Refinery wholesale gasoline margins (the difference between the wholesale price of gasoline and the price of Brent crude oil) averaged 35 cents/gal in December. This level was lower than the 45 cents/gal average in December 2015, but it was 24 cents/gal higher than the five-year average for December. Higher U.S. gasoline production and inventory levels in 2016 contributed to refinery wholesale gasoline margins averaging 42 cents/gal for the year, which was down 6 cents/gal from 2015 levels. Despite the rising gasoline production and high inventory levels, margins remain above the five-year average as gasoline consumption is estimated to be up 1.1% in 2016 compared with 2015, and total gasoline exports were up 24% through October 2016 compared with the same period in 2015. Refinery wholesale gasoline margins are expected to average 37 cents/gal in 2017 and 33 cents/gal in 2018.
The diesel fuel retail price averaged $2.31/gal in 2016, which was the lowest annual average since 2004. The diesel price is forecast to average $2.73/gal in 2017 and $2.84/gal in 2018, driven higher primarily by higher crude oil prices and growing diesel consumption, which is expected to contribute to higher diesel refinery margins.
|U.S. Petroleum and Other Liquids|
|2015||2016||2017 projected||2018 projected|
|Crude Oil prices||(dollars per barrel)|
|WTI Spot Average||48.67||43.33||52.50||55.18|
|Brent Spot Average||52.32||43.74||53.50||56.18|
|Refiner Average Acquisition Cost||48.40||40.89||51.51||54.21|
|Retail prices including taxes||(dollars per gallon)|
|Production||(million barrels per day)|
|Natural Gas Plant Liquids||3.34||3.48||3.70||4.07|
|Consumption||(million barrels per day)|
|Distillate Fuel Oil||4.00||3.86||3.97||4.04|
|Primary Assumptions||(percent change from previous year)|
|U.S. Real GDP Growth||2.6||1.6||2.3||2.6|
|Heating Degree Days||-10.2||-5.9||6.7||-0.2|
|Distillate-weighted Industrial Production||1.0||0.5||1.0||2.3|
Interactive Data Viewers
|Table WF01. Average Consumer Prices and Expenditures for Heating Fuels During the Winter|
|Table 1. U.S. Energy Markets Summary|
|Table 2. Energy Prices|
|Table 4a. U.S. Petroleum and Other Liquids Supply, Consumption, and Inventories|
|Table 4b. U.S. Hydrocarbon Gas Liquids (HGL) and Petroleum Refinery Balances|

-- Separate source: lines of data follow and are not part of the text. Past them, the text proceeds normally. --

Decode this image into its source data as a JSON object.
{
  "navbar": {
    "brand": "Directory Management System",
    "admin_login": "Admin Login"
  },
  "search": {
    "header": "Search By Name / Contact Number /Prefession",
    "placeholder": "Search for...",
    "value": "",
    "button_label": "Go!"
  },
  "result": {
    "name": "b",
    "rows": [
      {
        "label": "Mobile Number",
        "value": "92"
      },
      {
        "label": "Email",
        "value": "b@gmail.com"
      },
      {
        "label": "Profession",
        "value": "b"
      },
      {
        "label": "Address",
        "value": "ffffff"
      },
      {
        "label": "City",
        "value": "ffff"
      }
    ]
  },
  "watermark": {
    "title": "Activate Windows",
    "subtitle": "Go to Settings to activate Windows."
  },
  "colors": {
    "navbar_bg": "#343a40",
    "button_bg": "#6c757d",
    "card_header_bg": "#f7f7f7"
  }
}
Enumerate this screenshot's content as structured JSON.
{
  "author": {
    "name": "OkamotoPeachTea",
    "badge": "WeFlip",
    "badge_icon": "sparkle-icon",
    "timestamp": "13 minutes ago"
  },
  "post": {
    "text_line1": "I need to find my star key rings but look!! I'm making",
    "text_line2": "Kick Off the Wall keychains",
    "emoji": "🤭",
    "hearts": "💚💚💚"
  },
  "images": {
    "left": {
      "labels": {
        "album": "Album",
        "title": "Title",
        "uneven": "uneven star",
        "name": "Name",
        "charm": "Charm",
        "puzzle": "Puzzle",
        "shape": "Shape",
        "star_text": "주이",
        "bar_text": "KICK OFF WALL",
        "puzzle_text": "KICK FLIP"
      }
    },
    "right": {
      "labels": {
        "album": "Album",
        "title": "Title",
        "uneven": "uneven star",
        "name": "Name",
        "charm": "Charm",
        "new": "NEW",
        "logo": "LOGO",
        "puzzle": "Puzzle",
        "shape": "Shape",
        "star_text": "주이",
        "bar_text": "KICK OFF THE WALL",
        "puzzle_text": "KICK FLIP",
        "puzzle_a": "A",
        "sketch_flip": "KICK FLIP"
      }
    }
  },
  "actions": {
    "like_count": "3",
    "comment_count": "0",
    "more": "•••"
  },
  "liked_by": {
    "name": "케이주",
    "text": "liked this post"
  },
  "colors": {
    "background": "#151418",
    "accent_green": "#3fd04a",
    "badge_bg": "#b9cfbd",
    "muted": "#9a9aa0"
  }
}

|Table 4c. U.S. Regional Motor Gasoline Prices and Inventories|
|Table 9a. U.S. Macroeconomic Indicators and CO2 Emissions|
|Table 9b. U.S. Regional Macroeconomic Data|
|Table 9c. U.S. Regional Weather Data|
|Today In Energy||Daily|
|This Week in Petroleum||Weekly|
|2016-2017 Winter Fuels Outlook||Oct-2016|
|2016 Summer Fuels Outlook Slideshow||Apr-2016|
|2015-2016 Winter Fuels Outlook Slideshow||Oct-2015|
|2015 Summer Fuels Outlook Slideshow||Apr-2015|
|2014-2015 Winter Fuels Outlook Slideshow||Oct-2014|
|2014 Outlook for Gulf of Mexico Hurricane-Related Production Outages||Jun-2014|
|Energy-weighted industrial production indices||Mar-2014|
|Key drivers for EIA's short-term U.S. crude oil production outlook||Feb-2013|
|Change in STEO Regional and U.S. Degree Day Calculations||Sep-2012|
|Brent Crude Oil Spot Price Forecast||Jul-2012|
|2012 Outlook for Hurricane-Related Production Outages in the Gulf of Mexico||Jun-2012|
|STEO Notice: Suspension of Regional Residential Heating Oil and Propane Price Forecast||Jun-2011|
|Probabilities of Possible Future Prices||Apr-2010|
|Energy Price Volatility and Forecast Uncertainty||Oct-2009|